● Required work: Write the listing below again, word for word.

● Recorded information:
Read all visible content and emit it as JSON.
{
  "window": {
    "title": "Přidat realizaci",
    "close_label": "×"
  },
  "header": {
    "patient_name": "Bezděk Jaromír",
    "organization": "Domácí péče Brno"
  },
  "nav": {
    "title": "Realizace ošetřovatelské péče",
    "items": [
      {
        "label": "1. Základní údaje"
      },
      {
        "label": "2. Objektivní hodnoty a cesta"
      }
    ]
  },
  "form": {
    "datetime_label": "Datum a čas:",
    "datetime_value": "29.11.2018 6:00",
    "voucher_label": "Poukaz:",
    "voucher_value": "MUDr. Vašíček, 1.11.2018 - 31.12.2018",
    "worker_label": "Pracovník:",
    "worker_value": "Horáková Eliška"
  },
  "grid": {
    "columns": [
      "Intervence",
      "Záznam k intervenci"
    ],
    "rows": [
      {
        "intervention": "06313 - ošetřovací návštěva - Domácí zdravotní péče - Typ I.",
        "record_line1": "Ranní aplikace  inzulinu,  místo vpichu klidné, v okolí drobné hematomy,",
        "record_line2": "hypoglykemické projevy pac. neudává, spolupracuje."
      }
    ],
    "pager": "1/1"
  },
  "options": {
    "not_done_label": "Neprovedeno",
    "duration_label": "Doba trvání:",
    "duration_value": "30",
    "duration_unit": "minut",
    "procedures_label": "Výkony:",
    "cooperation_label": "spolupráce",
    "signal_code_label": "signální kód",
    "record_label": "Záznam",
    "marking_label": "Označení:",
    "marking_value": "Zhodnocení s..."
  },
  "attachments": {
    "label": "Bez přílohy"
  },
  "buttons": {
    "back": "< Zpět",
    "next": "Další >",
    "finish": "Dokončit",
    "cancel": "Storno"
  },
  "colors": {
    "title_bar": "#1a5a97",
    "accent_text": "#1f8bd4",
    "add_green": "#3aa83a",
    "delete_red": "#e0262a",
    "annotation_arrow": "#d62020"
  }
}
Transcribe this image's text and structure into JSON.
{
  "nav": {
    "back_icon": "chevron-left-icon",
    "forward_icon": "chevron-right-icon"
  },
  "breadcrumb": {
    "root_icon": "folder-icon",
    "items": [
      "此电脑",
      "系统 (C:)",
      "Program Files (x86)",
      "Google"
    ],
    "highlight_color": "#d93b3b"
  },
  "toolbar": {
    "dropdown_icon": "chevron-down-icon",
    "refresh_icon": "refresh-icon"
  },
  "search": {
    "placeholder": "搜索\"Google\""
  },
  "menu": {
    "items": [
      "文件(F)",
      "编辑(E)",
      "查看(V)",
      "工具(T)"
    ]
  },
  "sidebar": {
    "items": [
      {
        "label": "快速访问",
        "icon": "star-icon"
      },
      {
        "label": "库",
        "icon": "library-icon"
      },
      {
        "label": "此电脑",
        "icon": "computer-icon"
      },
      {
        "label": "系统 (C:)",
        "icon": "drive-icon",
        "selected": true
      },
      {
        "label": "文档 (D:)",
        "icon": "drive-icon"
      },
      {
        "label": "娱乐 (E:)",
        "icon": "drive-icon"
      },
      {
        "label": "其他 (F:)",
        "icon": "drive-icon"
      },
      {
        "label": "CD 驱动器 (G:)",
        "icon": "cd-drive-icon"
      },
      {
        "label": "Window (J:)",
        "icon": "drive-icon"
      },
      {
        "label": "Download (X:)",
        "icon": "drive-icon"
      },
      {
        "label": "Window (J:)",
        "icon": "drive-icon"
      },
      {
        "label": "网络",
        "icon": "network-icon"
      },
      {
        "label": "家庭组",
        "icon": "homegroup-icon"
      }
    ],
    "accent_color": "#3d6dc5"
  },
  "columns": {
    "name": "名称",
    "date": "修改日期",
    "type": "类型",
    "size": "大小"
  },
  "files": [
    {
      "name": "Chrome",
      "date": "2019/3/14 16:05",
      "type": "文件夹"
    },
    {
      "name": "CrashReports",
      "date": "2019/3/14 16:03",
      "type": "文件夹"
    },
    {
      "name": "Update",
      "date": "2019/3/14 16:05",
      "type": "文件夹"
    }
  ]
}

● Task answer:
Read all visible content and emit it as JSON.
{
  "window": {
    "title": "Přidat realizaci",
    "close_label": "×"
  },
  "header": {
    "patient_name": "Bezděk Jaromír",
    "organization": "Domácí péče Brno"
  },
  "nav": {
    "title": "Realizace ošetřovatelské péče",
    "items": [
      {
        "label": "1. Základní údaje"
      },
      {
        "label": "2. Objektivní hodnoty a cesta"
      }
    ]
  },
  "form": {
    "datetime_label": "Datum a čas:",
    "datetime_value": "29.11.2018 6:00",
    "voucher_label": "Poukaz:",
    "voucher_value": "MUDr. Vašíček, 1.11.2018 - 31.12.2018",
    "worker_label": "Pracovník:",
    "worker_value": "Horáková Eliška"
  },
  "grid": {
    "columns": [
      "Intervence",
      "Záznam k intervenci"
    ],
    "rows": [
      {
        "intervention": "06313 - ošetřovací návštěva - Domácí zdravotní péče - Typ I.",
        "record_line1": "Ranní aplikace  inzulinu,  místo vpichu klidné, v okolí drobné hematomy,",
        "record_line2": "hypoglykemické projevy pac. neudává, spolupracuje."
      }
    ],
    "pager": "1/1"
  },
  "options": {
    "not_done_label": "Neprovedeno",
    "duration_label": "Doba trvání:",
    "duration_value": "30",
    "duration_unit": "minut",
    "procedures_label": "Výkony:",
    "cooperation_label": "spolupráce",
    "signal_code_label": "signální kód",
    "record_label": "Záznam",
    "marking_label": "Označení:",
    "marking_value": "Zhodnocení s..."
  },
  "attachments": {
    "label": "Bez přílohy"
  },
  "buttons": {
    "back": "< Zpět",
    "next": "Další >",
    "finish": "Dokončit",
    "cancel": "Storno"
  },
  "colors": {
    "title_bar": "#1a5a97",
    "accent_text": "#1f8bd4",
    "add_green": "#3aa83a",
    "delete_red": "#e0262a",
    "annotation_arrow": "#d62020"
  }
}
Transcribe this image's text and structure into JSON.
{
  "nav": {
    "back_icon": "chevron-left-icon",
    "forward_icon": "chevron-right-icon"
  },
  "breadcrumb": {
    "root_icon": "folder-icon",
    "items": [
      "此电脑",
      "系统 (C:)",
      "Program Files (x86)",
      "Google"
    ],
    "highlight_color": "#d93b3b"
  },
  "toolbar": {
    "dropdown_icon": "chevron-down-icon",
    "refresh_icon": "refresh-icon"
  },
  "search": {
    "placeholder": "搜索\"Google\""
  },
  "menu": {
    "items": [
      "文件(F)",
      "编辑(E)",
      "查看(V)",
      "工具(T)"
    ]
  },
  "sidebar": {
    "items": [
      {
        "label": "快速访问",
        "icon": "star-icon"
      },
      {
        "label": "库",
        "icon": "library-icon"
      },
      {
        "label": "此电脑",
        "icon": "computer-icon"
      },
      {
        "label": "系统 (C:)",
        "icon": "drive-icon",
        "selected": true
      },
      {
        "label": "文档 (D:)",
        "icon": "drive-icon"
      },
      {
        "label": "娱乐 (E:)",
        "icon": "drive-icon"
      },
      {
        "label": "其他 (F:)",
        "icon": "drive-icon"
      },
      {
        "label": "CD 驱动器 (G:)",
        "icon": "cd-drive-icon"
      },
      {
        "label": "Window (J:)",
        "icon": "drive-icon"
      },
      {
        "label": "Download (X:)",
        "icon": "drive-icon"
      },
      {
        "label": "Window (J:)",
        "icon": "drive-icon"
      },
      {
        "label": "网络",
        "icon": "network-icon"
      },
      {
        "label": "家庭组",
        "icon": "homegroup-icon"
      }
    ],
    "accent_color": "#3d6dc5"
  },
  "columns": {
    "name": "名称",
    "date": "修改日期",
    "type": "类型",
    "size": "大小"
  },
  "files": [
    {
      "name": "Chrome",
      "date": "2019/3/14 16:05",
      "type": "文件夹"
    },
    {
      "name": "CrashReports",
      "date": "2019/3/14 16:03",
      "type": "文件夹"
    },
    {
      "name": "Update",
      "date": "2019/3/14 16:05",
      "type": "文件夹"
    }
  ]
}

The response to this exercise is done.